  1. Being proficient in one’s official/national language, home/heritage or any other language learnt, does not secure epistemological literacy in that language, which entails very different discourse practices than vernacular literacies.

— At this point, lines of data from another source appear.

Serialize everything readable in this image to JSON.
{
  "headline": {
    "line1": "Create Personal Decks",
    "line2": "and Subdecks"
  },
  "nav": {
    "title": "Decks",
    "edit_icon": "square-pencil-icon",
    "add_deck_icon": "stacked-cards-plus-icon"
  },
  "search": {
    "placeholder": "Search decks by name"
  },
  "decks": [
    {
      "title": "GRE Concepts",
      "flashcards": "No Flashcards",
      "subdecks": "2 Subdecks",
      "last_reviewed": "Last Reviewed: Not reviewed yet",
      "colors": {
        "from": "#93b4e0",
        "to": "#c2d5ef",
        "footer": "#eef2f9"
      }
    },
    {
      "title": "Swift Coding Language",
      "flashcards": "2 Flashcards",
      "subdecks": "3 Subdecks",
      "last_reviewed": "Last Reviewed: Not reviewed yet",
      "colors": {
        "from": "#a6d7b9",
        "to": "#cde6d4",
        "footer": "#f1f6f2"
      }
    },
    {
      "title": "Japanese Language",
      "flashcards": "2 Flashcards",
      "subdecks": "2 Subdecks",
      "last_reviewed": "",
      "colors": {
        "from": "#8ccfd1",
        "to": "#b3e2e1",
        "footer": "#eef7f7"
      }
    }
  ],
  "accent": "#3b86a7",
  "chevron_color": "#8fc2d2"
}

However, both are important for the construction of meaning in educational contexts, by both students and teachers.
  2. When teaching or learning in a language other than one’s own, they cannot/should not be expected to produce a nativised variety of this language.
  3. It is important for university students and staff to be encouraged to make use of all the languages and language varieties they have in their repertoires for meaningful communication in different contexts of their academic life.  


The ECSPM Declaration for Multilingualism in Higher Education signatories make the following recommendations to be adopted by policy makers, transnational, national or state organisations, agencies, universities, research institutions, research funders and researchers:

  1. Provide opportunities for different languages (not just English) to be the medium of instruction in programmes, courses, modules, alongside the official language of the institution.
  2. There are many “unseen” languages in all educational institutions and there should be room for those languages to become visible and to come to be recognised.
  3. Provide preconditions for language selection to ensure quality of education.
  4. Make sure that instructors offering courses in languages other than the official language(s) of the institution have epistemological proficiency in those languages.
  5. International students should be helped to integrate into the academic community and therefore offered opportunities for support and intensive language classes.
  6. Avoid exclusively monolingual/monocultural educational experiences (e.g. provide bibliography, language technology tools, videos in different languages).
  7. Research groups across universities should be encouraged to decide on the language(s) they will be using at different times (during interaction, dissemination of research outcomes, publication of results).
  8. Encourage translation and parallel use of languages and invest in language technology tools.
Support now
Signatures: 673Next Goal: 1,000
Support now